Today's Carers Rights Day; a day that aims to make carers aware of their rights, and to help them find out how they can access the support they’re entitled to. Whilst being a carer can affect you physically and emotionally, it can also have a big impact financially - for example you might struggle to balance your work life with caring for a loved one.

Our wonderful Work Support team have put together some tips and advice on how best to approach your work life as a carer:

The first thing to look at is who can be defined as a carer?

We may automatically think that this relates to people who care for young children or elder relatives, but it has a wider definition than this.

The Carer’s Trust refer to an NHS definition of a carer as:

“A carer is anyone, including children and adults who looks after a family member, partner or friend who needs help because of their illness, frailty, disability, a mental health problem or an addiction and cannot cope without their support. The care they give is unpaid.”

Carers who call the Work Support Service on our Support Line often have a lot of questions about balancing work and caring for a loved one.

Practical worries like attending medical appointments with the patient, taking time off, reducing or changing working hours or dealing with emergencies are raised regularly.

The law breaks down into two areas – statutory rights and contractual rights. Statutory rights are those defined in law and contractual rights are those that are either written into your employment contract or staff handbook.

With most work-related questions, the starting point is to ask HR or your manager – do we have a policy for carers?

Check your staff handbook and contract – can you find anything there? It is also worth looking at time off or leave policies because there might be special allowances for carers.

Once you know if your employer has any policies then this is the starting point for a conversation with your manager. What your contract says and what the law says might be different. Some employers are generous and supportive and give entitlement to compassionate leave and paid time off. For others you may be able to negotiate according to your circumstances. It’s important to note that the rights for employees and workers can be different.              

What are your minimum rights as a carer?
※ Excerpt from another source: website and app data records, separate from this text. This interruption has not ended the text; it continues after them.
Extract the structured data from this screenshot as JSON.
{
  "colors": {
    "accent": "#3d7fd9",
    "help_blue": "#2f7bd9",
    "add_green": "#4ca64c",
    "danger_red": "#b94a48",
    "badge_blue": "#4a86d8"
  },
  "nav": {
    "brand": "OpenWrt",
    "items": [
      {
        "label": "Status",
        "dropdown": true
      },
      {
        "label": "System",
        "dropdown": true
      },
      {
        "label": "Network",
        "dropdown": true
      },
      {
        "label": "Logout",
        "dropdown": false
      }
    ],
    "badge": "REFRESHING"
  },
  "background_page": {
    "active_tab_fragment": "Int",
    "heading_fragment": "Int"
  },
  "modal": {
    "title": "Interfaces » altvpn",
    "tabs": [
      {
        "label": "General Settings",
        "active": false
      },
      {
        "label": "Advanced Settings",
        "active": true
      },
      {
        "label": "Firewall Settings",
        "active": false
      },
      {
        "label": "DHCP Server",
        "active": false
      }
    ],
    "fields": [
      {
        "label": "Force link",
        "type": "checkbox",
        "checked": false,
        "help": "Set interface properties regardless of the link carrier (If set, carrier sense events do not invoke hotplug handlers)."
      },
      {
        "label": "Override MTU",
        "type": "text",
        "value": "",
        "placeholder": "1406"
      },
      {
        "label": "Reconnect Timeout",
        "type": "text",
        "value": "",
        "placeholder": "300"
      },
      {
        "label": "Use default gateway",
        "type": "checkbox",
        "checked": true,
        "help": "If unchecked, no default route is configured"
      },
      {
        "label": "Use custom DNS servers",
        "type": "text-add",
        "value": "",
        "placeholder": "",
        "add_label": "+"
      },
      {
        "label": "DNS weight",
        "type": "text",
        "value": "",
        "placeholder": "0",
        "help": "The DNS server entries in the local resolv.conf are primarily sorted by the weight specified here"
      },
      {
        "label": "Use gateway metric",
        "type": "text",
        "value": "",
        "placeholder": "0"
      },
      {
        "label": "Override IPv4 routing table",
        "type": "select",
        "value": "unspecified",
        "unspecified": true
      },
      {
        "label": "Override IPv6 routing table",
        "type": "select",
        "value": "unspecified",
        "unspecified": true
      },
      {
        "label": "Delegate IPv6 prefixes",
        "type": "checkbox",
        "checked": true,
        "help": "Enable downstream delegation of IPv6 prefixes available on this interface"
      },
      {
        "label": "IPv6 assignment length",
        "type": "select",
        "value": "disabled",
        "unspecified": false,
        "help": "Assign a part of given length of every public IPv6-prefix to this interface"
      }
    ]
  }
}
  • As an employee you are entitled to reasonable time off to deal with an emergency related to a dependant. Although this right does not guarantee that you will be paid, it provides protection against being dismissed or disciplined for taking this time off.
  • Unfortunately, there is no legal right to take time off to attend medical appointments with a dependant, but some employers might be flexible. For example, they might allow you to make up the time later or let you accrue extra hours so that you can manage time off for your caring responsibilities.
  • If you are an employee and you have 26 week’s continuous service, you have the right to request flexible working. For example, you could think about working from home, working part-time, compressing your hours or job-sharing. The Working Families website also have a lot of useful information, including an example of a letter requesting flexible working.
  • If the patient is a child, then parents can use their rights to parental leave to take time off. These rights do not guarantee that parents will be paid and there are conditions.
  • Anyone who is diagnosed with cancer is protected from discrimination by the Equality Act or in Northern Ireland the Disability Discrimination Act. Carers of people affected by cancer are also protected 'by association'. This means that if carers are treated unfairly by their employer because of their caring responsibilities this may be classed as discrimination.
  • Some employers can offer you a “career break”. We recommend a cautious approach to these offers. You may want to ensure that you retain your continuity of service and that your employer keeps your job open to you because some employers do not give these protections. It is important to get advice.
  • USDAW (Union of Shop, Distributive and Allied Workers) have produced a useful guide that covers the many concerns and worries faced by carers called Working Carers Know Your Rights.
  • There is also another useful resource to refer your manager to called Employers for Carers.

    You might also like to read our booklet Working Whilst Caring for Someone with Cancer.

    If you do feel that you’d like support or more information, then please do call us on the Work Support Team on the Macmillan Support Line. Our number is 0808 808 0000, and we’re on option 1 followed by option 3, from 8am till 6pm, Monday to Friday.

    If you’re a carer looking after someone with cancer, why not visit our carers only group to talk to other's who are going through, or have been through a similar experience to yourself. You can also find some advice on being a carer via our website.